It’s simply an amazing story, written in such an understated way that it seems to unfold right before your eyes.

Here’s a few lines:

When they saw my sign, they stopped to talk, their lunch having put them in a narrative mood. Almost everybody who talked to me said they had some amazing stories to tell if they could only write them down. Many said that if their lives were made into books the books would be best-sellers. Some few had written books about their lives already, and they produced the manuscripts from among their belongings to show me. If you take any twelve hundred New Yorkers, naturally you’ll find a certain number of good musicians, skilled carpenters, gifted athletes, and so on; you’ll also come up with a small percentage who can really write. Lots of people I talked to said they were interested in the workshop; a much smaller number actually showed up. Some attended only one session, some came back year after year. In all, over fourteen years, maybe four hundred soup-kitchen guests have participated.

You can listen to Frazier talk about his article (and the writers group) on the New Yorker website HERE.

And, boy, while I’m at it…

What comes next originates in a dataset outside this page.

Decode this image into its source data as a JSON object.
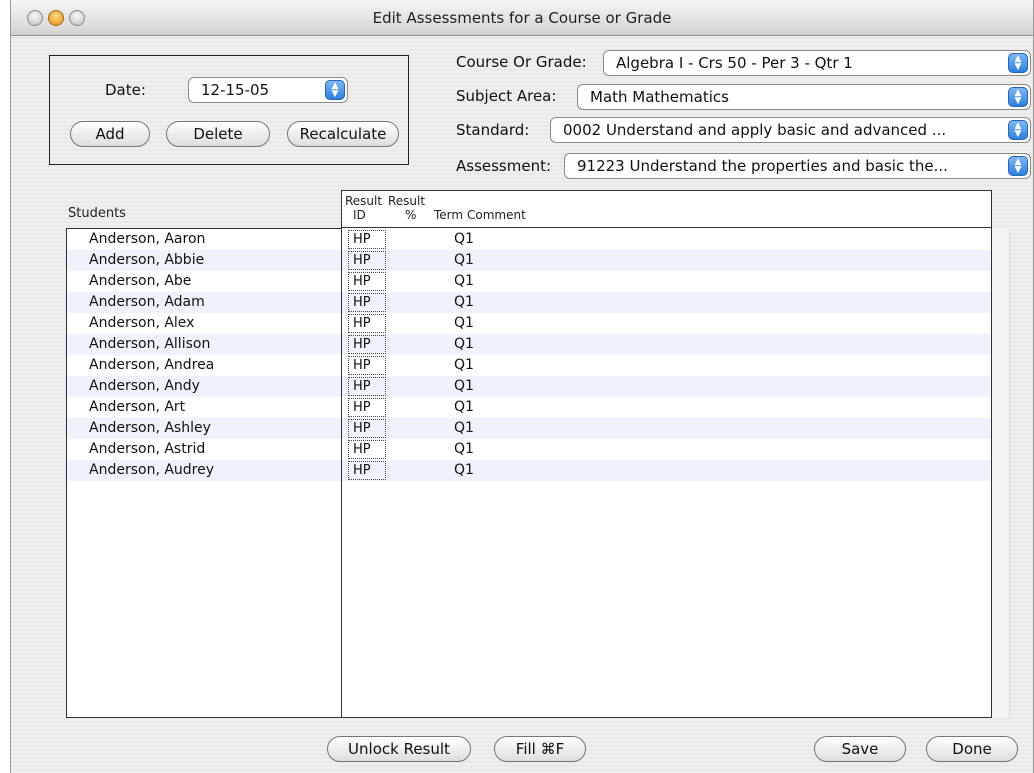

This issue of the New Yorker also has tremendous profile by David Remnick of Phil Schaap, a truly fanatical jazz fanatic (repetitive, I know, but it works in this case) who hosts a daily morning show dedicated to Charlie Parker on the Columbia U radio station. It has nothing to do with religion, although jazz is religion to Schaap (and others).

It’s a great piece that you can read on the website HERE.

Calls, emails still coming in…

I’ve been overwhelmed with emails and phone calls from people who are unhappy — to say the least — about Cardinal Egan’s reshuffling of priests.

The emails/calls, I should make clear, have been unanimously opposed to the moves (although I did find one blogger who thinks that anonymously critical priests and the media who quote them are scapegoating Egan).

Much of the feedback I have received has been in support of Father Stephen Norton, the extremely popular president of Kennedy Catholic H.S. in Somers who is to be transferred to a parish in Hopewell Junction. Let’s just say: No one wants him to go, and they can’t understand why he has to go.

Norton has also gotten a lot of props for being the only priest (I believe) to address what’s happening on-the-record. He told me, basically, that he understood why people have questions, but that he’ll do whatever his archbishop asks and that there is no way he can see an assignment to pastor a parish as a bad thing.

Well, the Priest Personnel Board is supposed to meet today at 11 a.m. They had requested a meeting with Egan. We’ll see what happens.

The larger Priests Council is supposed to meet at 2 p.m. today at St. Joseph’s Seminary. Ditto.

I have to end my workday early today for two good reasons — to attend my wife’s graduation and to take my son to the Yankees game (yes, it will be freezing, but the tickets were expensive — too expensive!). So I don’t know when I’ll get to write about today’s events.

One point I do want to address now: A statement released by the archdiocese on the priest reassignments includes this:

According to Father Thomas Devery, Director of Priest Personnel, 75% of those appointments were based on the recommendations of the Priest Personnel Board, and the other 25% were made directly by the Cardinal in response to particular pastoral needs. It has always been the prerogative of the Archbishops of New York to make priestly assignments apart from the personnel board. This policy was recognized and affirmed in the 2006 guidelines for the Priest Personnel Board, approved by the Archdiocesan priest council.

What I’ve been told by priests close to the situation is that the Personnel Board had minimal input on any of the reassignments. This is coming from several sources who should know.